Horizon Roads, through ConnectEast, operates the EastLink toll road in Melbourne through a concession agreement valid until November 2043. The 39-kilometer EastLink freeway runs from Mitcham to Frankston and links to the Monash, Eastern, Frankston, and Peninsula Link freeways.
Transurban, on the other hand, operates the CityLink toll road and is building and will operate the West Gate Tunnel toll road. The Victorian government, meanwhile, is set to operate the North East Link toll road, currently being constructed, by 2028.
“We have concluded that if Transurban doesn’t acquire Horizon Roads, it would likely be acquired by a potential long-term rival and could be used as a platform to develop the capabilities needed to compete more strongly for other toll road concessions,” Ms. Cass-Gottlieb said. “We therefore found that Transurban acquiring Horizon Roads would likely deter the emergence of a key rival for future toll road concessions.”
“We acknowledge that the Victorian government can run open tender processes, but where one party has material incumbency advantages compared to other firms who may be considering bidding there is less likely to be effective competition for future sale processes,” the ACCC chair said.
Transurban said that it is disappointed with the ACCC’s decision and said the company was confident the acquisition would not lessen competition.
“Transurban is closely reviewing the decision and will consider all the options available to it. Transurban notes that the ACCC’s decision is the result of an informal merger clearance process and not a conclusive finding of law,” the ASX-listed company said in a security filing.
“The decision is limited to Eastlink and does not preclude Transurban from participating in other future development or transaction opportunities including in Victoria.”
In August, Transurban reported a surge in profit to $92 million for fiscal 2023 from $16 million in the previous year. Its toll revenue increased to $2.83 billion from $2.32 billion.
Among the locations where it operates, the company witnessed the highest average daily traffic growth of 24.4 percent in Melbourne. Car traffic rose 30 percent and large vehicle traffic rose by 4.7 percent in the state.

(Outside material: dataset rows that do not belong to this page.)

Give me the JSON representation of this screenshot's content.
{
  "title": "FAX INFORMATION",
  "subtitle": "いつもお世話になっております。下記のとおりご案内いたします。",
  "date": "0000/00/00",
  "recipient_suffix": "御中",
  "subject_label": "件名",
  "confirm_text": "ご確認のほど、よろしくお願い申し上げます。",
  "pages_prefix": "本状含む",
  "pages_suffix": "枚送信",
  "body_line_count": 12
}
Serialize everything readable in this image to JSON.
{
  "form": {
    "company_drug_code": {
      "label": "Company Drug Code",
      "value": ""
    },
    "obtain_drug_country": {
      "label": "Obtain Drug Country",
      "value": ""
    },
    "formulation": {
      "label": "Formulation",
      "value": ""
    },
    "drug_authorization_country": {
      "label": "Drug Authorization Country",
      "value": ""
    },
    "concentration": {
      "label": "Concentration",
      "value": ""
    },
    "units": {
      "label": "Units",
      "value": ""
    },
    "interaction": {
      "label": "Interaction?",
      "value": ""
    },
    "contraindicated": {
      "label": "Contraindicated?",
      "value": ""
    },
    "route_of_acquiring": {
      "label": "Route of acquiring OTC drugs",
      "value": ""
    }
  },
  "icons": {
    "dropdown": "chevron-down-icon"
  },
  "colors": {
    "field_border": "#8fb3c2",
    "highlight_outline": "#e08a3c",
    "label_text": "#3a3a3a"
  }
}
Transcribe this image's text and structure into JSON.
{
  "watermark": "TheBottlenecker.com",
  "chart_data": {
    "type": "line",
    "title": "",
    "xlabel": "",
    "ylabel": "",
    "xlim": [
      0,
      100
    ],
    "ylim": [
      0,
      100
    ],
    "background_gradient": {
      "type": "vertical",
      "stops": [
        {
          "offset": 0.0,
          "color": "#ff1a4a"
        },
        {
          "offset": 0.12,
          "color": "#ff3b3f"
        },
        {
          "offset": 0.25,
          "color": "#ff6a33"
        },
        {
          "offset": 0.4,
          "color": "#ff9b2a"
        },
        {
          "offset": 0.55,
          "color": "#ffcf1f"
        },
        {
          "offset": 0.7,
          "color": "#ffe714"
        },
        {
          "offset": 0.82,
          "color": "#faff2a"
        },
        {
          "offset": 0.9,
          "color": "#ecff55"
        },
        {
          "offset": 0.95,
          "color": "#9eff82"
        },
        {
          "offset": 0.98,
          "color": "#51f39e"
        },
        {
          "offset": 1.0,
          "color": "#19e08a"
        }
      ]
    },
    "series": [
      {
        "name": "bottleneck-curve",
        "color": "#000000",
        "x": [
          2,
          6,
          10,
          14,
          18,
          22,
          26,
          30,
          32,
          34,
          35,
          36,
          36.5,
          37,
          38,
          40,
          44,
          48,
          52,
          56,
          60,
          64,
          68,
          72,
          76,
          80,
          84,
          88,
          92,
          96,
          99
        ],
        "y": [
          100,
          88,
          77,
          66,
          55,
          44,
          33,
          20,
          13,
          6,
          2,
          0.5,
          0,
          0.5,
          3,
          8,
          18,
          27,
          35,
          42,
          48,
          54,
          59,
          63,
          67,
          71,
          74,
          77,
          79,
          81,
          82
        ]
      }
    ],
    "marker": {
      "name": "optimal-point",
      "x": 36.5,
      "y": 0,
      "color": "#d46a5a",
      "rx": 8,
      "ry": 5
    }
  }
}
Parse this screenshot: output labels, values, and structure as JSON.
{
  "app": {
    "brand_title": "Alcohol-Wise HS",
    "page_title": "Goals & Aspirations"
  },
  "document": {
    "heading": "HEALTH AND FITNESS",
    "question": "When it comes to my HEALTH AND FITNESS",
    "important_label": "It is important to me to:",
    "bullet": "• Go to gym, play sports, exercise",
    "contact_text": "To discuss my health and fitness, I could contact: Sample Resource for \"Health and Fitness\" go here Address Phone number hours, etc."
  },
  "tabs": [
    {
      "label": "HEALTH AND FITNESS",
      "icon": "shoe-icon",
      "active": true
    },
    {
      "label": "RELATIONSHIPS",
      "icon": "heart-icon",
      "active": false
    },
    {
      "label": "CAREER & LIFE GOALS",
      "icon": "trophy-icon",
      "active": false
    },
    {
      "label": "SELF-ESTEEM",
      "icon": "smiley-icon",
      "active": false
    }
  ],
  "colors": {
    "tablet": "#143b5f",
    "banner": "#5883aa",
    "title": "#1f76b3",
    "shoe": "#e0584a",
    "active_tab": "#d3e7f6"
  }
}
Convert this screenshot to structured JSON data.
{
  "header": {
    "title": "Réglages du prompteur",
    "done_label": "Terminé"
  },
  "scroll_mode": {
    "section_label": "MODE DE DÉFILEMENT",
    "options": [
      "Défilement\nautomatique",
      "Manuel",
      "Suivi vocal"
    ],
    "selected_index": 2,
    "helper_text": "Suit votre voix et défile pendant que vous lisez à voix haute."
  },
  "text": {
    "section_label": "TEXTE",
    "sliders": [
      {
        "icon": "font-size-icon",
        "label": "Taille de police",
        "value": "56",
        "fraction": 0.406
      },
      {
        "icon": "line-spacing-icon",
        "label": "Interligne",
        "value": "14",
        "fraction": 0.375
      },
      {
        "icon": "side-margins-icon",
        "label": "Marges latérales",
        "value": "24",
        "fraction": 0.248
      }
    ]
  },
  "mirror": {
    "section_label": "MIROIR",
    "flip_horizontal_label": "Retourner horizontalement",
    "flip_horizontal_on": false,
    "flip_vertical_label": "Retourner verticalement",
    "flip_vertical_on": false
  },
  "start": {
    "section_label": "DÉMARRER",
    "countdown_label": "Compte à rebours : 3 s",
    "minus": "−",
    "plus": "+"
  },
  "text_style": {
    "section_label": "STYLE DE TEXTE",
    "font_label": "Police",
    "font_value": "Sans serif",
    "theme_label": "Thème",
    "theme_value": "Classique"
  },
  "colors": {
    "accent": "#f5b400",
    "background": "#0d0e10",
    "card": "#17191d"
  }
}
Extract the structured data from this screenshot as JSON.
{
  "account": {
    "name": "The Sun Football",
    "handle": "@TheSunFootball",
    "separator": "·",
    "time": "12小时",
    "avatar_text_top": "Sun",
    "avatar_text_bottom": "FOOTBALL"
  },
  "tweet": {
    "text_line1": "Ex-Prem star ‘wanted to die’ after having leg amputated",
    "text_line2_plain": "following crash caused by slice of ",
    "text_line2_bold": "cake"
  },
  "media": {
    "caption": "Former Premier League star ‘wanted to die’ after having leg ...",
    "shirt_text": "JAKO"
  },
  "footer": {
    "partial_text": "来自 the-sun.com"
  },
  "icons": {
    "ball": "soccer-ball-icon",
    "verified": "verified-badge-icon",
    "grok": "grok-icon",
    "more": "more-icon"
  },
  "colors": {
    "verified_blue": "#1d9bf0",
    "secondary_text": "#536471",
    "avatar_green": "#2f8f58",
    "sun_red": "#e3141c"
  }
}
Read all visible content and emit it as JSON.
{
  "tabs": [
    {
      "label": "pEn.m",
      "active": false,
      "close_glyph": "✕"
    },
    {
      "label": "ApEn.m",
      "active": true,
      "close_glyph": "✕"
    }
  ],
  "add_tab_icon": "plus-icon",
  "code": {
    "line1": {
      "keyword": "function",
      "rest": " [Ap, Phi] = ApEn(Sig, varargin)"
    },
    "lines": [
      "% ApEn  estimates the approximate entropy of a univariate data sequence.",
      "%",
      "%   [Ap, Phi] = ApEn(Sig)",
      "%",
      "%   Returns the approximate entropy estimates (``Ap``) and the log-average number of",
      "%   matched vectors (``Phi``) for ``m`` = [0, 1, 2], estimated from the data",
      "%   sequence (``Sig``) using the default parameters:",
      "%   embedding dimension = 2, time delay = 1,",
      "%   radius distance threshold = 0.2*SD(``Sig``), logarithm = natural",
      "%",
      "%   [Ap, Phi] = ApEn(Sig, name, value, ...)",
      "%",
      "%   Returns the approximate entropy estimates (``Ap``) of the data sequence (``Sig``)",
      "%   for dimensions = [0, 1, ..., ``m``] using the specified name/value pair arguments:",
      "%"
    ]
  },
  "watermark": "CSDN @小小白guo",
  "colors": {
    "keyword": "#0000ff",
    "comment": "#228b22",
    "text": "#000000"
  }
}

The company has appointed Ms. Michelle Jablko as its new CEO and managing director, effective Oct. 19, 2023, replacing CEO Scott Charlton.